** Task brief **
In the entries below, find every line holding the string "this" and collect it.

[Task input Boundary: Start]

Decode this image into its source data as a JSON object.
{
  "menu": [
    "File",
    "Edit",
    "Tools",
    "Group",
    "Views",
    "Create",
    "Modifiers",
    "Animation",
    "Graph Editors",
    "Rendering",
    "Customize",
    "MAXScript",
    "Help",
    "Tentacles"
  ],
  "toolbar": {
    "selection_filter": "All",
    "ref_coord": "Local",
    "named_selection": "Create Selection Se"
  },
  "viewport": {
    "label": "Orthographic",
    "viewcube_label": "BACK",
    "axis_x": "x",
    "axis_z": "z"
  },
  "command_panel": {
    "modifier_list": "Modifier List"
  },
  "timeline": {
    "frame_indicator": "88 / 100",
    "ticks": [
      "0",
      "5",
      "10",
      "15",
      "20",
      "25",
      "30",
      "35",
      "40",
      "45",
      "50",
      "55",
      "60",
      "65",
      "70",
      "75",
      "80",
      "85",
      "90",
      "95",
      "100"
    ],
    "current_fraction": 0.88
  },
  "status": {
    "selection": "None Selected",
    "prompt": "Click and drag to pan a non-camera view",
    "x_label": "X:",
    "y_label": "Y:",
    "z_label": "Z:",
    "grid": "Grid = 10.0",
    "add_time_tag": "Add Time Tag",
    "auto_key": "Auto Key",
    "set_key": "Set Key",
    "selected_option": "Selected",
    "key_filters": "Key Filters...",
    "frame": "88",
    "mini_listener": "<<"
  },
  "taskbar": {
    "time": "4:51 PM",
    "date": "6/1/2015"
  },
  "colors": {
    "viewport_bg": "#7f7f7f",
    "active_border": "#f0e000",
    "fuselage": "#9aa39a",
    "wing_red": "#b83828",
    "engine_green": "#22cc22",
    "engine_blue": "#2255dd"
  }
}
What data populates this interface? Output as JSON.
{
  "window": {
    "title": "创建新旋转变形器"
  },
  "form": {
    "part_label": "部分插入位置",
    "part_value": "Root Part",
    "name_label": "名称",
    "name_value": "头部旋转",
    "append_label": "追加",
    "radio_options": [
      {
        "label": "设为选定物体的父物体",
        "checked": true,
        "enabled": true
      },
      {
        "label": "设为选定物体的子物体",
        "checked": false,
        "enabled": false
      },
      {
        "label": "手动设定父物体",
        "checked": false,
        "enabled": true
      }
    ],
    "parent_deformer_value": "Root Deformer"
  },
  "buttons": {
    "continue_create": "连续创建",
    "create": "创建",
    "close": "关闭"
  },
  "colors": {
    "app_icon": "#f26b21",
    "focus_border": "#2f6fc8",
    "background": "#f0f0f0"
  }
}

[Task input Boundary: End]

** Solution to the problem **
Decode this image into its source data as a JSON object.
What data populates this interface? Output as JSON.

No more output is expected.